On Monday of last week I left Fresno at 6 a.m. to drive up to Huntington Lake to meet representatives from Southern California Edison and the U.S. Forest Service about taking down some hazard trees to which SCE has attached their power lines. When I hit the country roads north of Fresno with a good view of the mountains it was still dark in the valley, but a pale white light -- what we fisherman call "first light" --was creeping up behind the mountains to the east. The mountains were black, and the only thing ascertainable was the ridge line behind which, slowly, the white light began to illuminate the landscape; First giving gray form to mountains and trees previously hidden in darkness, then, by degrees, giving up details.
As I got up to Pine Ridge, about 4,500 feet in elevation, I had a good view of the foothills and valley below. Low-lying fog filled the areas between the foothills and spilled out in thin sheets across the valley. As the sun rose and the light intensified; it changed the hues of the fog from gray to white to pink to orange, giving the foggy landscape below a melancholy, soft-edged watercolor-painting look.
The temperature at Shaver Lake was 30F, and steam was rising off the surface of the water as if the lake was a huge simmering cauldron. By the time I got up to Tamarack Ridge the outside temperatures had dropped to 20F. There was a fair amount of ice on the road. Icy mountain roads can be dangerous. I slowed way down so as not to become a statistic.
Fog and cold are two things that can slow you down. And while they have the capacity to invigorate, fog and cold also have the capacity to lock you up in unmoving, frozen gridlock. Let's be dead-on honest -- fog and cold can depress you, and if you aren't careful, they can kill you.
Sue was diagnosed with her cancer around May 1, following four months of increasingly debilitating pain. She is now in her fifth month of grinding medical treatment, so this whole process of having cancer, being diagnosed and being treated is coming up on a year now. And while she has, for the most part, maintained an amazingly good attitude throughout the whole ordeal, there have been times when sadness has settled over her like a cold fog. It's understandable. It's almost inevitable, or anyway, it's common.
In Sue's case, the neuropathy has been a constant source of physical pain. At one of her recent appointments with the local oncology doctor, the doctor told Sue that her neuropathy should have resolved by now and, since it hasn't yet resolved, maybe it won't. My mom always told us kids that "honesty is the best policy," but I'm not sure that's always the case. After Sue had that appointment with her doctor, I thought I noticed more sadness than usual.

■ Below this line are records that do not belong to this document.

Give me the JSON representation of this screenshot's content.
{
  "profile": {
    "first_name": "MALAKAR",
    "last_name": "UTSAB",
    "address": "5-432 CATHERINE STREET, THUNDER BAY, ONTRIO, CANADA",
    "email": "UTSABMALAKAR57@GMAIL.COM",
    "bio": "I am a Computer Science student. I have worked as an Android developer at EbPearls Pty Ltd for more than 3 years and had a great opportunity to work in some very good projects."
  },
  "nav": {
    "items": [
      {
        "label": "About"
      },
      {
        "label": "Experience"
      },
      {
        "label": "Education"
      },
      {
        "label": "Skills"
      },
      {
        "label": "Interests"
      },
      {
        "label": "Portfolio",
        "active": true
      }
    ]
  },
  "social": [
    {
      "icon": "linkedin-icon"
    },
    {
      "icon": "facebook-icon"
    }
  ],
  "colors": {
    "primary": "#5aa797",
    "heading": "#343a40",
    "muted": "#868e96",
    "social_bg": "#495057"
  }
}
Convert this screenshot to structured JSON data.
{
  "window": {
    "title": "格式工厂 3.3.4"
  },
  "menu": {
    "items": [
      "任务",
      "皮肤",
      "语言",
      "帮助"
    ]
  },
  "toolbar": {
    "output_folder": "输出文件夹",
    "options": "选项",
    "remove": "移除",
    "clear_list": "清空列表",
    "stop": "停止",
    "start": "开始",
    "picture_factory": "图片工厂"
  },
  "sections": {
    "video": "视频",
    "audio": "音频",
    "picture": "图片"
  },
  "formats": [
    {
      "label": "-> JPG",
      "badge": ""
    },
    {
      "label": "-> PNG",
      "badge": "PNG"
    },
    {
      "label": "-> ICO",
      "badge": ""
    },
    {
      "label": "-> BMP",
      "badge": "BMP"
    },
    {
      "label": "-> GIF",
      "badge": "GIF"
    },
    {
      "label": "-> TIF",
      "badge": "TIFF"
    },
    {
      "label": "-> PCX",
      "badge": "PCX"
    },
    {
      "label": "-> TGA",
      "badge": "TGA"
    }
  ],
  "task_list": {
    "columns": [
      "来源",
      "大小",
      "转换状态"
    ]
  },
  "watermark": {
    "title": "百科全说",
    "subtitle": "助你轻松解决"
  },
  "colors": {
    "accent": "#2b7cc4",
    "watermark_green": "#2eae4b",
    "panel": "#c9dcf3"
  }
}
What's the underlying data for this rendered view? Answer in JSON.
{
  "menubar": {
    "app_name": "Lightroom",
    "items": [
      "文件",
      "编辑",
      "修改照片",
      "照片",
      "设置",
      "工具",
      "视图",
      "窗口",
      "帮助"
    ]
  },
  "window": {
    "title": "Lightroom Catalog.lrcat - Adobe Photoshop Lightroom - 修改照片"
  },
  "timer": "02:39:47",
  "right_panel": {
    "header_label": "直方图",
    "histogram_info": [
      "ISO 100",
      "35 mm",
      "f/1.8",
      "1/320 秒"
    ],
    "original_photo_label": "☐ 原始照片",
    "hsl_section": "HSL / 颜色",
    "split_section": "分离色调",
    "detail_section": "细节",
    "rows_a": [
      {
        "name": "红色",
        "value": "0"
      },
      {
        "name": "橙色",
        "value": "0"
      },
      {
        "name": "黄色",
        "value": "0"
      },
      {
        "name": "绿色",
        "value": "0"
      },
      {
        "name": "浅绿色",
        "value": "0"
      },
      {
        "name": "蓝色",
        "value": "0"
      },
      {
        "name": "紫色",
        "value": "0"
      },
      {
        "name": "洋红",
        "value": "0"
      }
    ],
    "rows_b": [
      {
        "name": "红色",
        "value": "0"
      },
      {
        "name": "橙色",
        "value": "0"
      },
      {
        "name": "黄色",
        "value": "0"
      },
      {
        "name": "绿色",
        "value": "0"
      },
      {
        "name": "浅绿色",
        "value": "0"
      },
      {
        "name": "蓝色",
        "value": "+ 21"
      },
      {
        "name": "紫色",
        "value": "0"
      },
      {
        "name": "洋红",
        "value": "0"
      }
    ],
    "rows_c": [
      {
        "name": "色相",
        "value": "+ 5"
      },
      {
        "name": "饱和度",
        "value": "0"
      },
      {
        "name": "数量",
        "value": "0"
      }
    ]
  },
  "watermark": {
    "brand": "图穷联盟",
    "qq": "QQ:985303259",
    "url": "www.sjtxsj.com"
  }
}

I've been depressed myself at times, and I was worried that depression may have set in on Sue. True depression is different than just being sad, and, unaddressed, it can be as dangerous as an icy mountain road. Sue denied being clinically depressed, but at my urging she did consult her doctor about it. The doctor thought her sadness was normal and didn't seem overly concerned. I don't know clinical depression from tropical depression. But I know a sad person when I see one.
People often misuse the phrase "I'm depressed" to mean they are sad about something. It's used kind of fliply. But no one wants to cop to really being depressed in the clinical sense. It seems that people are stigmatized by the idea of depression, like it is some kind of a bad thing that you have done or you are somehow defective if you get it. Recently (August 25, 2009) Scientific American ran an article titled "Depression's Evolutionary Roots" suggesting that depression is not a malfunction of the brain, but that it is actually a useful survival adaptation of the human species. The authors of the article cite research which indicates somewhere between 30 to 50 percent of people in the U.S. have at some time met the current definition of "major depressive disorder." The authors conclude: "When one considers all the evidence, depression seems less like a disorder where the brain is operating in a haphazard way, or malfunctioning. Instead, depression seems more like the vertebrate eye—an intricate, highly organized piece of machinery that performs a specific function."
On this sadness versus depression question as it pertains to Sue, and even to me, I am in a bit of a dark fog. I can see some outlines in black against the first light. And as the light is beginning to intensify, the hues of the fog we're in are changing from gray to white to pink to orange, giving the foggy situation a melancholy soft-edged watercolor-painting look.